It seems that that the main rationale behind the lacking punishment of the Italian debt situation was the LTRO and the thought on mind that the free cash free credits will buy enough Italian bonds to safe the country from a spiraling debt crisis. Bridgewater shows us with one chart that this is wrong and the banks have no free money left to buy bonds neither to buy in the primary nor in the secondary Italian bond market.
We bold their "assumption" because as Bridgewater calculates, the 'dry powder' number is far, far less than conventional wisdom had been expecting. In fact, currently for Italy it is at negative €48 billion in residual LTRO capital. If that is right, and we believe so, Italy will have no way to plug its debt funding needs anymore which means that rates will start rising once again and more turmoil is expected. Now the question left is only whether the ECB will initiate a new LTRO operation or not. It seems quite unlikely to do as now is obvious the previous was failure and was a way to fund deficits through money printing. Also the ECB balance sheet is huge now and the leverage is super-high. We should not forget that the ECB’s Greek bonds values are also under risk which means that very soon not the Italian banks will need emergency cash but the ECB to be recapitalized.
Ray Dalio is an American businessman and founder of Bridgewater Associates.

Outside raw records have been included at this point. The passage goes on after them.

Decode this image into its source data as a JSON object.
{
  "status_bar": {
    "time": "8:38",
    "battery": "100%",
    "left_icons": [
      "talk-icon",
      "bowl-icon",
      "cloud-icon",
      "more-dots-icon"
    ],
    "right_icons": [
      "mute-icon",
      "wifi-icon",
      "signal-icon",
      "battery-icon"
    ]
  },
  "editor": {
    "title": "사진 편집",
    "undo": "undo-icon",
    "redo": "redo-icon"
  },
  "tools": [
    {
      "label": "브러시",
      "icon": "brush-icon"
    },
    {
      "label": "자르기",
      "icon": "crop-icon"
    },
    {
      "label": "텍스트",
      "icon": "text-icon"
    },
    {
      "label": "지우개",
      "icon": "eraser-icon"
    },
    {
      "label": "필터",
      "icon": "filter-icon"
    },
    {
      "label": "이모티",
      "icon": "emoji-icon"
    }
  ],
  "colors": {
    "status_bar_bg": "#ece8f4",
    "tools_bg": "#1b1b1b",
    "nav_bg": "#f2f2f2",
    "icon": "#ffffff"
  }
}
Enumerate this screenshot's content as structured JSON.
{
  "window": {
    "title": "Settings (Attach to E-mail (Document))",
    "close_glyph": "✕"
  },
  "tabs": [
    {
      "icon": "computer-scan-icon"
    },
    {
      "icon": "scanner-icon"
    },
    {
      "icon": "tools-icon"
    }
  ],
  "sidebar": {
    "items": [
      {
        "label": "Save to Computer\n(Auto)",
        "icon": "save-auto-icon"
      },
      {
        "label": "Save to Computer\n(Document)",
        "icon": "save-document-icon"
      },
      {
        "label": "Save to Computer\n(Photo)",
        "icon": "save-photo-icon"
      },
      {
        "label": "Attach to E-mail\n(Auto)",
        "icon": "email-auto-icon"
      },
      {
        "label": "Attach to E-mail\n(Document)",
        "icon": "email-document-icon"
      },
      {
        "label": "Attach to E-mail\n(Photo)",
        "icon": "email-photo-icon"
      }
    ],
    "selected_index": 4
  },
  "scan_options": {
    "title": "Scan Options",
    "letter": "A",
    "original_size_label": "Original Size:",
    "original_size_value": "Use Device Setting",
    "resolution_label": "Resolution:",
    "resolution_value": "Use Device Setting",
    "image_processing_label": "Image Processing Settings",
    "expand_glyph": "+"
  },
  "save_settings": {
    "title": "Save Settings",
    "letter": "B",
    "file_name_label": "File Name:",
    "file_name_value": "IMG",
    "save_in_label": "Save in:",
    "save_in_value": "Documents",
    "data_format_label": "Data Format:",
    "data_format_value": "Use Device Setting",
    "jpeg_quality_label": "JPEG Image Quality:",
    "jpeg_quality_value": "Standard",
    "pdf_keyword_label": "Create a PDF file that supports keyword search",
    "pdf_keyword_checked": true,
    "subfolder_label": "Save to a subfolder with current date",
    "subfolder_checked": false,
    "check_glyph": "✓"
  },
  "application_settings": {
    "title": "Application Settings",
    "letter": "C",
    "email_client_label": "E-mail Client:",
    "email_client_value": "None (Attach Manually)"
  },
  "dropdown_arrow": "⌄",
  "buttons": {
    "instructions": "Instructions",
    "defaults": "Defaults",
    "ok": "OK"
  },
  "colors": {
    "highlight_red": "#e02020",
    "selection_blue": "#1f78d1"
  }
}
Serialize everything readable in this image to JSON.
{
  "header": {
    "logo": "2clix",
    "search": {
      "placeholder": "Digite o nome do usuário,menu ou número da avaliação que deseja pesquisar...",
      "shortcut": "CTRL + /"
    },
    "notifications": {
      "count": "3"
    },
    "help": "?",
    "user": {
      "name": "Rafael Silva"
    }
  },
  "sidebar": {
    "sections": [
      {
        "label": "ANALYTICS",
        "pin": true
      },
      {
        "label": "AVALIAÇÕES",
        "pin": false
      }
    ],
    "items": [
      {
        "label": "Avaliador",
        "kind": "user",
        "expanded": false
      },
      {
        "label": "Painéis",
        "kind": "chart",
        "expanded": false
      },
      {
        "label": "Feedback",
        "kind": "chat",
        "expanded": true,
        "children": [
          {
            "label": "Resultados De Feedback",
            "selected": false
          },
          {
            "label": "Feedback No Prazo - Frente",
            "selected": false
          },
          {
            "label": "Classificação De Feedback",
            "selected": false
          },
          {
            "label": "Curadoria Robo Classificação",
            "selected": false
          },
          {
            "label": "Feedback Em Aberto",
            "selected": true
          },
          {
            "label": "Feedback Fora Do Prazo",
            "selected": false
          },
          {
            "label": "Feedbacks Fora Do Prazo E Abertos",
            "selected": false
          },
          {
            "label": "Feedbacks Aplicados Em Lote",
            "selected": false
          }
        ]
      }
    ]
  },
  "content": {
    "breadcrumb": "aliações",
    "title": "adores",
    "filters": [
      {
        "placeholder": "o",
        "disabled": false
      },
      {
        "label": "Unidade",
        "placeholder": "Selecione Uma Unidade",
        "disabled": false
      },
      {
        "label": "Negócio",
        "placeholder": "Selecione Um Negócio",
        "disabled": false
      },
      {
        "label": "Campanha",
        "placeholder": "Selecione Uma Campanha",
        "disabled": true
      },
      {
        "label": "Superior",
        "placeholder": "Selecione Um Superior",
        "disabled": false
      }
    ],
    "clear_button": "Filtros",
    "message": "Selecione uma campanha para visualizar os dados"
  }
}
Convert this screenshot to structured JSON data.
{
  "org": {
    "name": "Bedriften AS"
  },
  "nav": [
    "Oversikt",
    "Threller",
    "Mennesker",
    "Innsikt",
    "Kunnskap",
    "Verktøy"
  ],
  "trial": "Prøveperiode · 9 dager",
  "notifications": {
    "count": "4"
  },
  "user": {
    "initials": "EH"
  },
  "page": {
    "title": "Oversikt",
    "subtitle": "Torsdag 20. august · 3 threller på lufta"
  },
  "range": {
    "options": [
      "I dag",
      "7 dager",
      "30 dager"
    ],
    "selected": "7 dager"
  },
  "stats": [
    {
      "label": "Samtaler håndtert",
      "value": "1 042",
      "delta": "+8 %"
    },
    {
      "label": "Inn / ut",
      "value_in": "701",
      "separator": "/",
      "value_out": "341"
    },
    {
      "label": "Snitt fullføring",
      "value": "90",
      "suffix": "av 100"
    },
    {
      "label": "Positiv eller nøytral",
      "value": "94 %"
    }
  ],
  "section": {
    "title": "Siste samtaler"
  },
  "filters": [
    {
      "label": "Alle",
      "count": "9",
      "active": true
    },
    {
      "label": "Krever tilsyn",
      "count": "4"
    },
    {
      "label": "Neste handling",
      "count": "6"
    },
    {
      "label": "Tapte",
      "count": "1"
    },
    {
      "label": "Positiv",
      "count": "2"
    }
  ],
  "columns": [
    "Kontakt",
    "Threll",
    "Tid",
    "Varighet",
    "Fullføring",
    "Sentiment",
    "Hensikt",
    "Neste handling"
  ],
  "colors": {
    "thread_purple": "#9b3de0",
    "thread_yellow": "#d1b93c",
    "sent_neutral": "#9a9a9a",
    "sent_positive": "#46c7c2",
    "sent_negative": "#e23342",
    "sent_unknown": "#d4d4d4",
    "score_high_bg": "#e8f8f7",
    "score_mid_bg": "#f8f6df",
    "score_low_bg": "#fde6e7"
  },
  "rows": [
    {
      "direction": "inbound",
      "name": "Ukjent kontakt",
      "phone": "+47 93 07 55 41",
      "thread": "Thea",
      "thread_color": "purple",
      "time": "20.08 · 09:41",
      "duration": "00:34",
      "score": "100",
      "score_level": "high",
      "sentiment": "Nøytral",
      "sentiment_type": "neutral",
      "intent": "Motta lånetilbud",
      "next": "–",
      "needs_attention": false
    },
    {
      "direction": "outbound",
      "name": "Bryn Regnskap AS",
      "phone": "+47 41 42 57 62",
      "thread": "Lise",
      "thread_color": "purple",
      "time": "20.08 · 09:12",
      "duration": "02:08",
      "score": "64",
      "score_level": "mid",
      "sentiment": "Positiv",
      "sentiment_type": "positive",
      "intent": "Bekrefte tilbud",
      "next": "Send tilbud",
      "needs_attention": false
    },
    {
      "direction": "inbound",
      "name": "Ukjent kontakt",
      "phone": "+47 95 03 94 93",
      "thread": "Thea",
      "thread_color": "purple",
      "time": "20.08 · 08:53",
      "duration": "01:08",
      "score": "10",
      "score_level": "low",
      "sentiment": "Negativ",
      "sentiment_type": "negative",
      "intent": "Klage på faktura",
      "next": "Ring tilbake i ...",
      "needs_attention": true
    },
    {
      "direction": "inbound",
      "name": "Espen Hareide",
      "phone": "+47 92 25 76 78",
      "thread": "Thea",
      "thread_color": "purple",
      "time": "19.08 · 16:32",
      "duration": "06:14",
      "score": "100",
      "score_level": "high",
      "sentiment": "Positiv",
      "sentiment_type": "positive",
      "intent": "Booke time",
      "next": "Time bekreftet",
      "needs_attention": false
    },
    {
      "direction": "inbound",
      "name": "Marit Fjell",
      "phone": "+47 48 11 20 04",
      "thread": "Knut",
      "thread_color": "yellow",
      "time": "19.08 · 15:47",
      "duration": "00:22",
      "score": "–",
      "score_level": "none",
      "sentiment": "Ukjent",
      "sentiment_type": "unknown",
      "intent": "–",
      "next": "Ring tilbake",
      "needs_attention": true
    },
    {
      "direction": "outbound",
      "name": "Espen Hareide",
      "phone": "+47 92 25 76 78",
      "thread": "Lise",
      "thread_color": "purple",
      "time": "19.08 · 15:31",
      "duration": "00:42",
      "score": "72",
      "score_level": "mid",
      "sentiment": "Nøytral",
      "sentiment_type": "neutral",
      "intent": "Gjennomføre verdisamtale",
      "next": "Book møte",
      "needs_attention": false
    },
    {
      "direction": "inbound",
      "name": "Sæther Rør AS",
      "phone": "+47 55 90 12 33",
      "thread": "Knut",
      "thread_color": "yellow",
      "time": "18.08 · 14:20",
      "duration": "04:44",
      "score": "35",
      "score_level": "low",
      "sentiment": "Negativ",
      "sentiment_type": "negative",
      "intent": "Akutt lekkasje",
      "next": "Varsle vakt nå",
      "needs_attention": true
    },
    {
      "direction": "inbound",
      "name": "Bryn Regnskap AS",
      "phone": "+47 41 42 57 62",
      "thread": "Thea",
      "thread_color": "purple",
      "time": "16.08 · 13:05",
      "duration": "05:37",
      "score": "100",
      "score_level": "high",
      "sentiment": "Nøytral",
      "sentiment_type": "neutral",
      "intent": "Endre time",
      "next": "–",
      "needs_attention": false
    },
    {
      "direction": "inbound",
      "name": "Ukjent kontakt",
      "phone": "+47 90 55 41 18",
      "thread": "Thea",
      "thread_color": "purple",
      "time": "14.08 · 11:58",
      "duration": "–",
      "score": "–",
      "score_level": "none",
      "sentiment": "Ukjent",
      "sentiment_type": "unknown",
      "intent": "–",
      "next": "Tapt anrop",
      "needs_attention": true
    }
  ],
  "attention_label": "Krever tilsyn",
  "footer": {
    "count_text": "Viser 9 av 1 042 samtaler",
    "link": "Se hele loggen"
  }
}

Bridgewater Associates has since attracted many clients including pension funds and is currently (as of January 2012) the largest hedge fund in the world with nearly $120 billion under management.